“I decided, who cares if you sell a single book. Just write it,” he said. It poured out of him. He finished the first draft in seven months.
“I had a general idea of the story,” he said. “Once the process began, it took on a life of its own. It’s a remarkable thing.”
The first 40 pages were the hardest to write, because it was new territory. It was outside of his comfort zone. But he kept writing.
“The characters came to life,” he said, “and were doing things I hadn’t even planned for them to do.”
He wrote every morning at home, then wrote in the afternoon at the Fraser Valley Library just to have some human contact.
His book, “Career Killer” tells the story of journalist Jack Clancy. It follows Clancy through his coverage of several major news events – the Challenger explosion, the JonBenet Ramsey murder, the Oklahoma City bombings, Columbine and Sept. 11.

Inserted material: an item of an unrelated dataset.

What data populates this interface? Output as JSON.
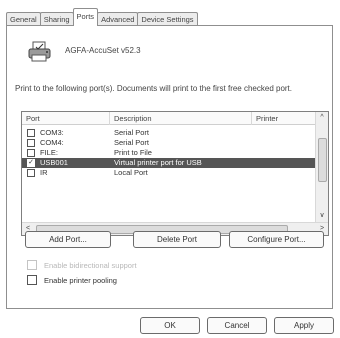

As a journalist himself, Conner covered the JonBenet Ramsey murder and the Oklahoma City bombing trial in Denver, and had close friends who covered Columbine.
“It was a hell of a time for events, especially in Colorado,” Conner said. “Without being provincial, Colorado was at the center of the news. It was a golden era of journalism that’s long gone.”
The title of Conner’s book is “Career Killer,” but it was originally called “Career Saboteur.” Clancy is a heavy drinker who gets great opportunities, but sabotages himself.
“In the old style of journalism, everyone drank, but it’s not like that anymore,” Conner said. “He ends up realizing it’s affecting his life and he sobers up.”
The ending, Conner said, is bittersweet, but leads right into the storyline of his second book about the main character buying a small newspaper in Carbondale.
“Career Killer” will be available at Saturday’s book signing or can be purchased online at Amazon.com or Barnesandnoble.com.
– To reach Autumn Phillips call 887-3334 ext. 19600 or e-mail firstname.lastname@example.org.